Support Proposition No. 1 on August 7
On August 7, voters will be asked to approve a new $50 million bond issuance by the City. Here are a few facts that everyone should know about Proposition No. 1, which will allow the city to obtain critical funding without any corresponding increase in taxes:
- Rather than borrowing funds from banks to fund necessary expenses, city governments often sell bonds to groups of investors. In exchange for providing cash to cities, investors are promised both interest payments and returns of their principal when the bonds mature.
- St. Louis will pay off a portion of its existing debt when certain bonds mature next year.
- Your existing property tax rate already is sized to cover repayment of that maturing debt.
- If voters approve the issuance of $50 million in new bonds on August 7, the cost of repayment will still be covered by your current property tax rate, and no tax increase will be required.
By supporting Proposition 1, City voters will provide $49 million for the purchase of fire trucks, ambulances, police radios and 911 system equipment
, as well the repair, replacement and renovation of bridges, courthouses, and other City-owned facilities
. $1 million of the proceeds would cover the cost of the bond issuance itself.
Without Proposition No. 1, the City will be forced to continue deferring its long-term infrastructure investments. As a member of the City’s Capital Committee, I can assure you that a new bond issuance is of utmost importance to St. Louis’ future.
Please consider joining me at the polls next Tuesday and voting “yes” on Proposition 1
. Click here to view a sample ballot
Many of you have voiced concerns about delayed trash pickup, a problem that has affected nearly every neighborhood in the City. Here are the latest updates:

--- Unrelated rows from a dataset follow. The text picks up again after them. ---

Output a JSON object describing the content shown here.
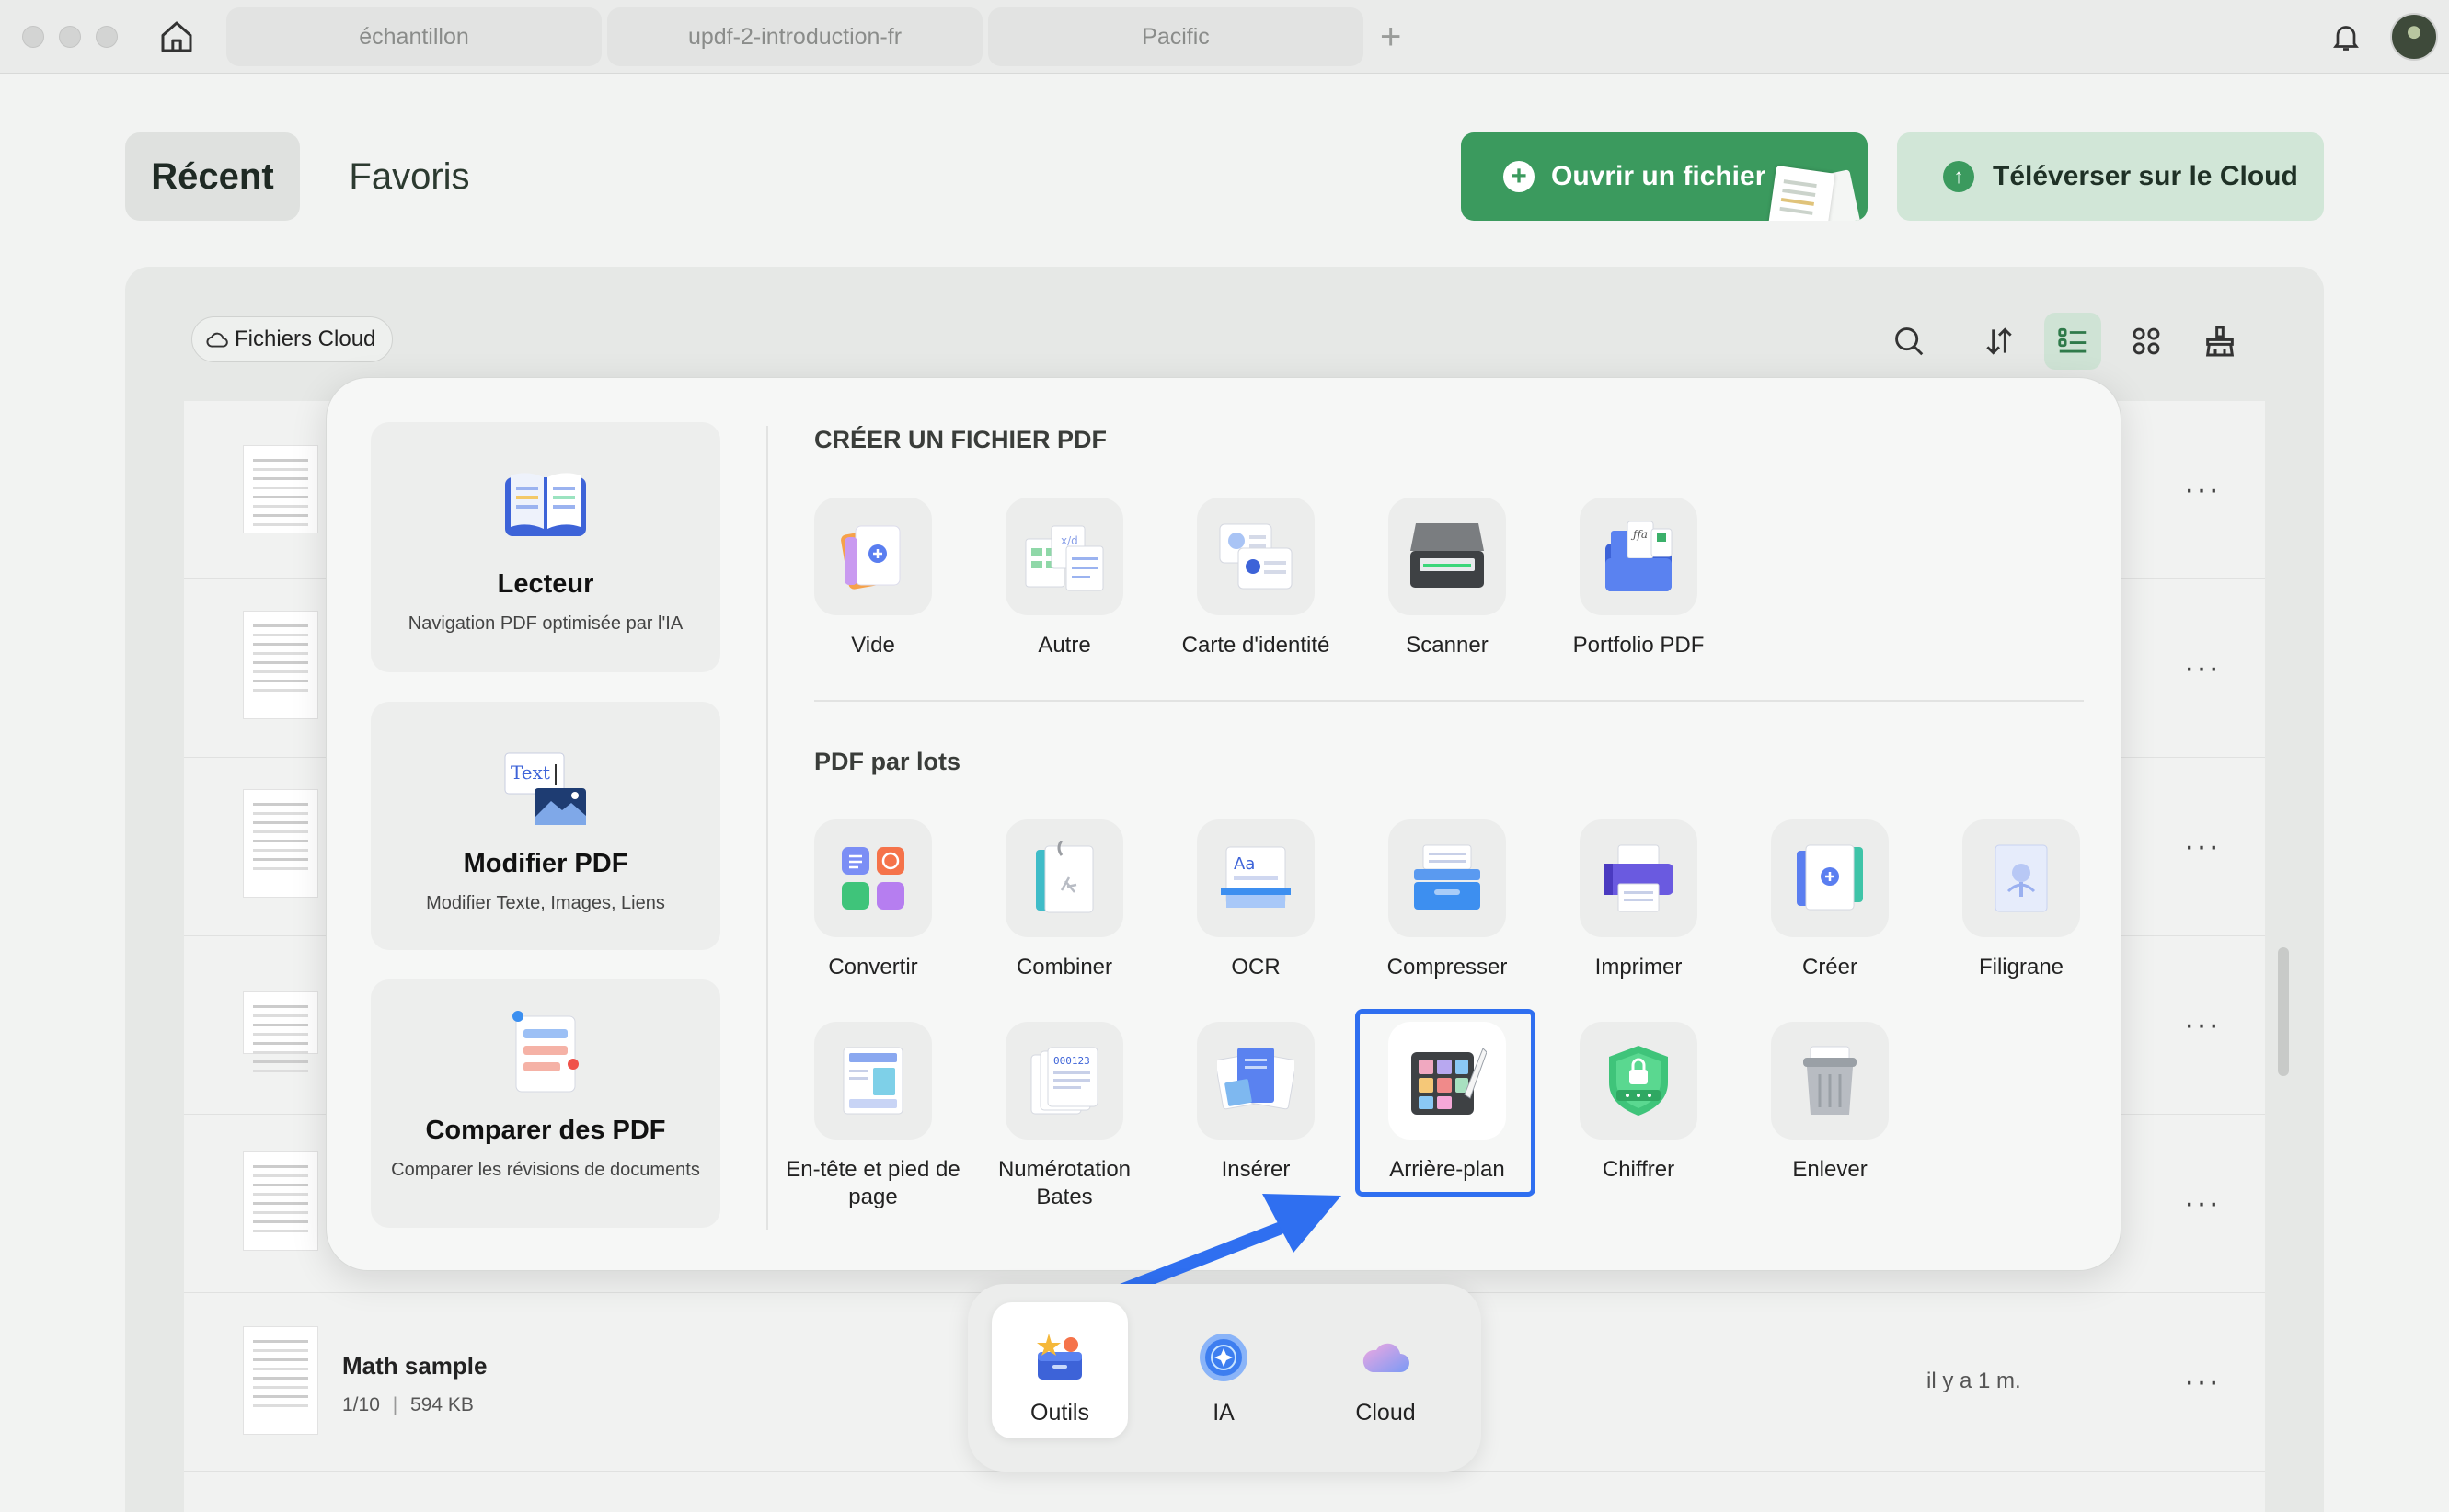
{
  "window": {
    "tabs": [
      {
        "label": "échantillon"
      },
      {
        "label": "updf-2-introduction-fr"
      },
      {
        "label": "Pacific"
      }
    ],
    "tab_add": "+"
  },
  "header": {
    "segment_recent": "Récent",
    "segment_favorites": "Favoris",
    "open_file_button": "Ouvrir un fichier",
    "upload_cloud_button": "Téléverser sur le Cloud"
  },
  "files": {
    "cloud_chip": "Fichiers Cloud",
    "more_label": "···",
    "last_file": {
      "name": "Math sample",
      "pages": "1/10",
      "size": "594 KB",
      "time": "il y a 1 m."
    }
  },
  "popup": {
    "cards": [
      {
        "title": "Lecteur",
        "subtitle": "Navigation PDF optimisée par l'IA"
      },
      {
        "title": "Modifier PDF",
        "subtitle": "Modifier Texte, Images, Liens"
      },
      {
        "title": "Comparer des PDF",
        "subtitle": "Comparer les révisions de documents"
      }
    ],
    "create_section": {
      "title": "CRÉER UN FICHIER PDF",
      "items": [
        {
          "label": "Vide",
          "icon": "blank-doc-icon"
        },
        {
          "label": "Autre",
          "icon": "other-doc-icon"
        },
        {
          "label": "Carte d'identité",
          "icon": "id-card-icon"
        },
        {
          "label": "Scanner",
          "icon": "scanner-icon"
        },
        {
          "label": "Portfolio PDF",
          "icon": "portfolio-icon"
        }
      ]
    },
    "batch_section": {
      "title": "PDF par lots",
      "items": [
        {
          "label": "Convertir",
          "icon": "convert-icon"
        },
        {
          "label": "Combiner",
          "icon": "combine-icon"
        },
        {
          "label": "OCR",
          "icon": "ocr-icon"
        },
        {
          "label": "Compresser",
          "icon": "compress-icon"
        },
        {
          "label": "Imprimer",
          "icon": "print-icon"
        },
        {
          "label": "Créer",
          "icon": "create-icon"
        },
        {
          "label": "Filigrane",
          "icon": "watermark-icon"
        },
        {
          "label": "En-tête et pied de page",
          "icon": "header-footer-icon"
        },
        {
          "label": "Numérotation Bates",
          "icon": "bates-icon"
        },
        {
          "label": "Insérer",
          "icon": "insert-icon"
        },
        {
          "label": "Arrière-plan",
          "icon": "background-icon"
        },
        {
          "label": "Chiffrer",
          "icon": "encrypt-icon"
        },
        {
          "label": "Enlever",
          "icon": "remove-icon"
        }
      ]
    }
  },
  "dock": {
    "tools": "Outils",
    "ai": "IA",
    "cloud": "Cloud"
  },
  "colors": {
    "accent_green": "#3b9a5e",
    "highlight_blue": "#2f6ff0"
  }
}
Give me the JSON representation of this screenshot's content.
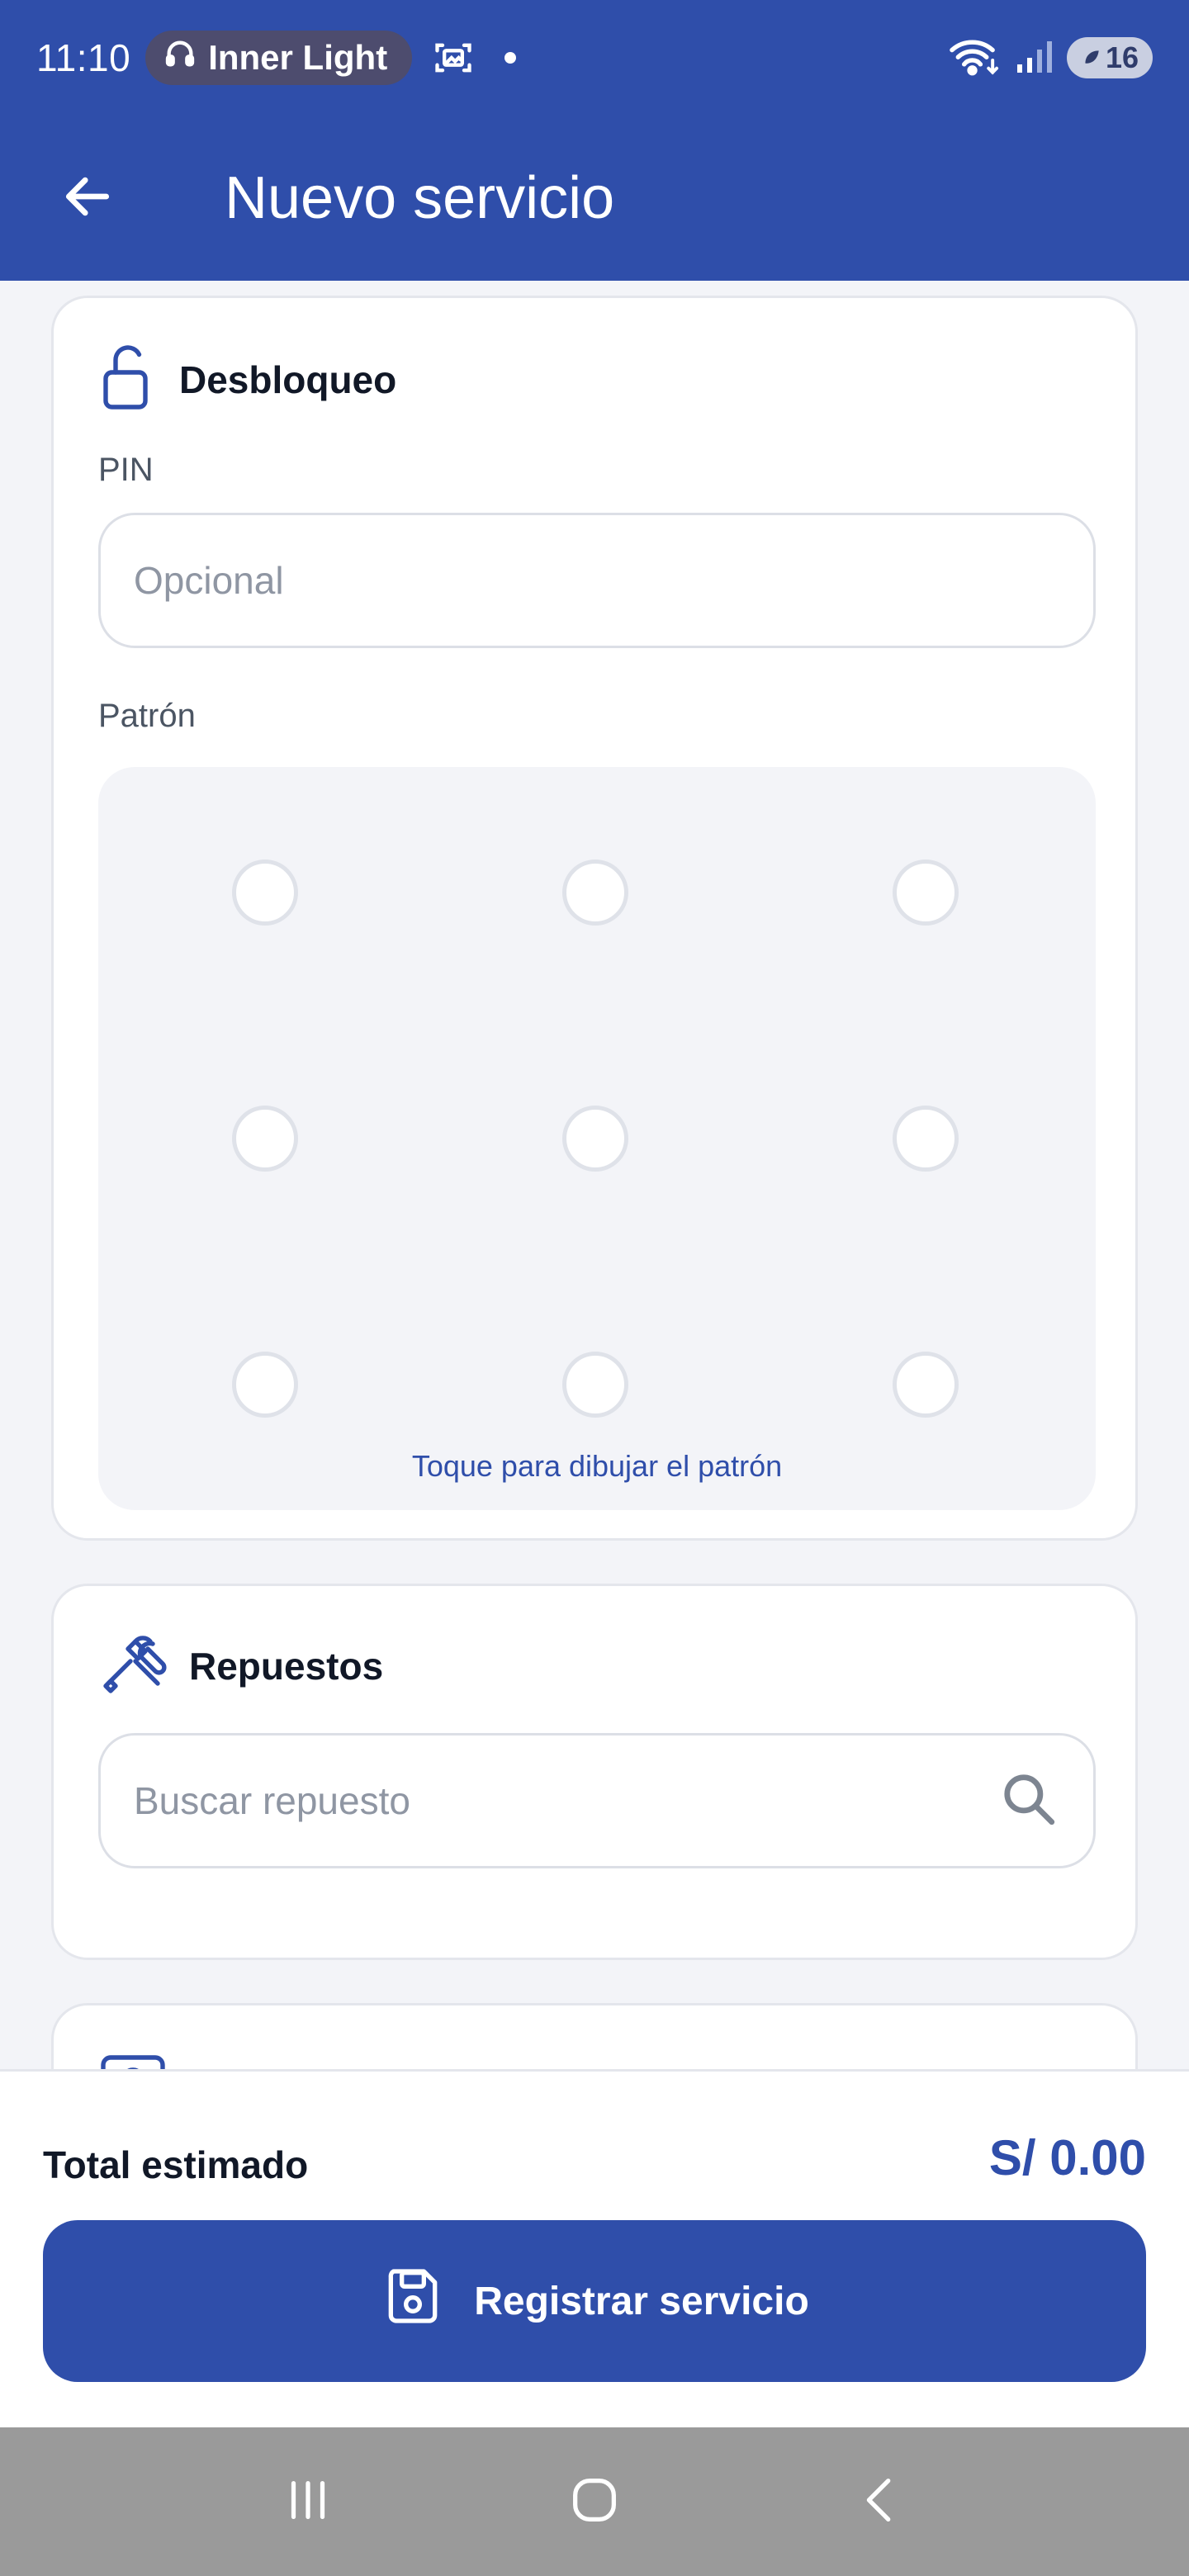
{
  "status_bar": {
    "time": "11:10",
    "media_chip": "Inner Light",
    "battery": "16"
  },
  "app_bar": {
    "title": "Nuevo servicio"
  },
  "unlock_card": {
    "title": "Desbloqueo",
    "pin_label": "PIN",
    "pin_placeholder": "Opcional",
    "pin_value": "",
    "pattern_label": "Patrón",
    "pattern_hint": "Toque para dibujar el patrón"
  },
  "parts_card": {
    "title": "Repuestos",
    "search_placeholder": "Buscar repuesto",
    "search_value": ""
  },
  "footer": {
    "total_label": "Total estimado",
    "total_value": "S/ 0.00",
    "submit_label": "Registrar servicio"
  },
  "colors": {
    "primary": "#2f4eaa",
    "background": "#f3f4f8",
    "card": "#ffffff"
  },
  "icons": {
    "back": "arrow-left-icon",
    "unlock": "unlock-icon",
    "parts": "tools-icon",
    "search": "search-icon",
    "save": "save-icon"
  }
}
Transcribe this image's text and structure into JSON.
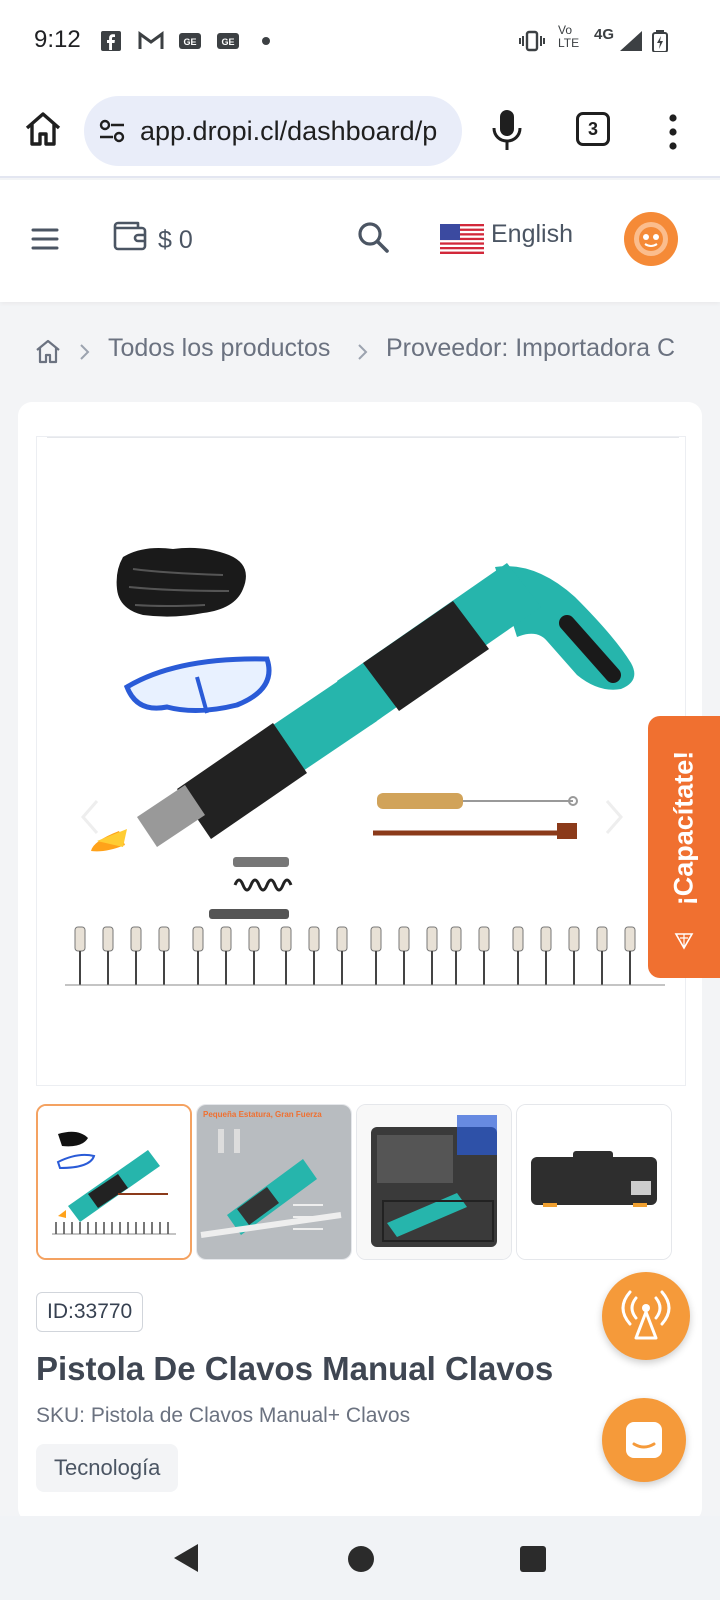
{
  "status_bar": {
    "time": "9:12",
    "left_icons": [
      "facebook-icon",
      "gmail-icon",
      "ge-icon",
      "ge-icon",
      "dot-icon"
    ],
    "network_top": "Vo",
    "network_bottom": "LTE",
    "network_type": "4G",
    "right_icons": [
      "vibrate-icon",
      "signal-icon",
      "battery-icon"
    ]
  },
  "browser": {
    "url": "app.dropi.cl/dashboard/p",
    "tab_count": "3",
    "icons": [
      "home-icon",
      "site-settings-icon",
      "mic-icon",
      "tabs-icon",
      "more-vert-icon"
    ]
  },
  "header": {
    "wallet_amount": "$ 0",
    "language": "English",
    "icons": [
      "menu-icon",
      "wallet-icon",
      "search-icon",
      "us-flag-icon",
      "avatar"
    ]
  },
  "breadcrumb": {
    "items": [
      "Todos los productos",
      "Proveedor: Importadora C"
    ]
  },
  "product": {
    "id": "ID:33770",
    "title": "Pistola De Clavos Manual Clavos",
    "sku": "SKU: Pistola de Clavos Manual+ Clavos",
    "category": "Tecnología",
    "thumbnail_texts": [
      "Pequeña Estatura, Gran Fuerza"
    ],
    "thumb_count": 4,
    "active_thumb": 1
  },
  "floating": {
    "capacitate_label": "¡Capacítate!"
  },
  "colors": {
    "accent": "#f07030",
    "fab": "#f59a3a",
    "teal": "#22b3aa"
  }
}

- The Board of Aldermen hosted a special hearing on Tuesday to discuss the issue with residents and City officials.
- Only 50 of the City’s 80 trash trucks are currently operable.
- On any given day, approximately half of the City’s trucks are out-of-service and require repairs.
- The City has purchased 16 new trash trucks, with another 15 slated for purchase between now and December.
- The recent $3 increase to each resident’s trash fee is being used to purchase new trucks, but was budgeted to finance the purchase of 76 trucks over a 10-year period.
The City recognizes that overflowing trash bins are more than an inconvenience, and can pose health and safety risks. That’s why various departments are meeting daily to keep the arrival of new trucks on schedule, retool the schedules of drivers, and respond to neighborhood concerns.
As a member of the City’s Capital Committee, I also intend to advocate for the expedited purchase of up to 15 additional trash trucks to meet current needs. Those trucks are currently budged for acquisition in 2020 – 2021, but need to be obtained as soon as possible.
The Weeks Ahead
Following its July 13 meeting, the Board of Aldermen adjourned for summer recess. Weekly meetings, as well as various committee meetings, will resume after Labor Day. In the meantime, I will continue to focus on neighborhood issues and follow-up on any outstanding requests for City services. I also will spend this time speaking with neighborhood groups, block captains, residents and business owners to determine the best uses for our 2018 – 2019 allocation of Ward Capital.
Those proceeds, which can only be spent on capital improvements within Ward 16, are the primary source of funds for infrastructure projects like street and alley repairs. Please let me know if your street or alley is in disrepair and would be a good candidate for review by the Streets Department.
Last year, readers of the Ward 16 Weekly received a detailed breakdown of the intended uses for their 2017-2018 Ward Capital dollars. The next issue of this newsletter will include an accounting of how those dollars were spent, including the expense savings that were achieved due to our careful budgeting and planning.